Fringe review: Trojan Women, Eyewitness Theatre Company, Manchester, England.
Not everybody thinks the Fringe means time for frivolity. Peter McGarry’s Eyewitness Theatre has brought the Fringe plenty of meaty theater in years past (Lysistrata, Medea), and some of those and more modern offerings (Home to Roost, Time to Go Walking, Our Daily Bread) have made the case to laugh-happy Fringe audiences that drama and comedy can mix.
But Eyewitness seems to have been off its game with the opening-night performance of Trojan Women, McGarry’s adaptation of the Euripides classic, which all too rarely wrenches the gut the way it should.
This is a stripped-down telling: The sole characters are Cassandra, the ill-fated seer who is fated to become the mistress of the old, repulsive Agamemnon; Andromache, the unforgiving widow of Cassandra’s brother Hector; and Helen, the mesmerizing native of Sparta whose affair with the Trojan Paris brought about the Trojan War. Andromache despises Helen; the virginal, half-mad Cassandra frets about her future; and Helen stands stoic in the face of doom.

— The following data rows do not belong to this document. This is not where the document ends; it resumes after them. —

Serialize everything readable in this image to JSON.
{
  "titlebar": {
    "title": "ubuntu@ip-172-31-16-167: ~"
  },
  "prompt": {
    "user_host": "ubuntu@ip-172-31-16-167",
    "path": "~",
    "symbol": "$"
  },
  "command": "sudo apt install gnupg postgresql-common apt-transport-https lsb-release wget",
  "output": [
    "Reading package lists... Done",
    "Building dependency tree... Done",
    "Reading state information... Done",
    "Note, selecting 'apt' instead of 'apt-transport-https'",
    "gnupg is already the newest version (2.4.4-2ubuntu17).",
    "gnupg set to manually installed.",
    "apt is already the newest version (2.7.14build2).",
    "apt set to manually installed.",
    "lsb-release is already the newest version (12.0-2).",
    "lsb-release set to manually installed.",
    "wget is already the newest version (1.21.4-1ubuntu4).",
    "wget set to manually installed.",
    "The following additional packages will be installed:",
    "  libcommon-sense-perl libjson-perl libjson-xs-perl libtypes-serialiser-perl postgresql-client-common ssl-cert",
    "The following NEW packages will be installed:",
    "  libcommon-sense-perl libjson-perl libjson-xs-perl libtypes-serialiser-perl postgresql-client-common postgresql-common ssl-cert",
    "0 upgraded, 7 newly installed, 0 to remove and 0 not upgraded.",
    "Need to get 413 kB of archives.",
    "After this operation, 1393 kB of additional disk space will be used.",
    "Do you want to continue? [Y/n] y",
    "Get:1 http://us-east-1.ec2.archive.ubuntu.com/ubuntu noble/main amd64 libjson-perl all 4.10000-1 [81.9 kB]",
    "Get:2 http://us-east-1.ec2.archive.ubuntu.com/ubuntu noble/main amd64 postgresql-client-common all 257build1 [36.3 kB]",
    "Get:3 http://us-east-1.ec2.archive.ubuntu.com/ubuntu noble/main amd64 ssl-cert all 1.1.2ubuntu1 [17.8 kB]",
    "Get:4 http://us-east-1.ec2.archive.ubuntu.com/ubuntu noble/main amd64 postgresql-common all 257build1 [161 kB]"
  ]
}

McGarry has combined modern and old-fashioned language to create a hybrid that’s easy to understand. But his version leaves out a lot of the old story’s horror, and the focus on Cassandra’s sexual future somehow makes light of it. The large, bare Margeson Theater stage does the production no favors. And the cast doesn’t seem consistently comfortable: Carly Tarett makes a regal, self-aware Helen, but Suzanne Roche is not much more than disapproving as Andromache and Gemma Flannery all too frenetic as Cassandra. There’s beautiful writing here, but it strikes only the mind, not the heart.
Remaining shows: 10:20 p.m. Saturday 5/22, 12:55 p.m. Sunday 5/23, 11 p.m. Monday 5/24, 6 p.m. Wednesday 5/26, 1:40 p.m. Saturday 5/29, 1:40 p.m. Sunday 5/30. Orange venue.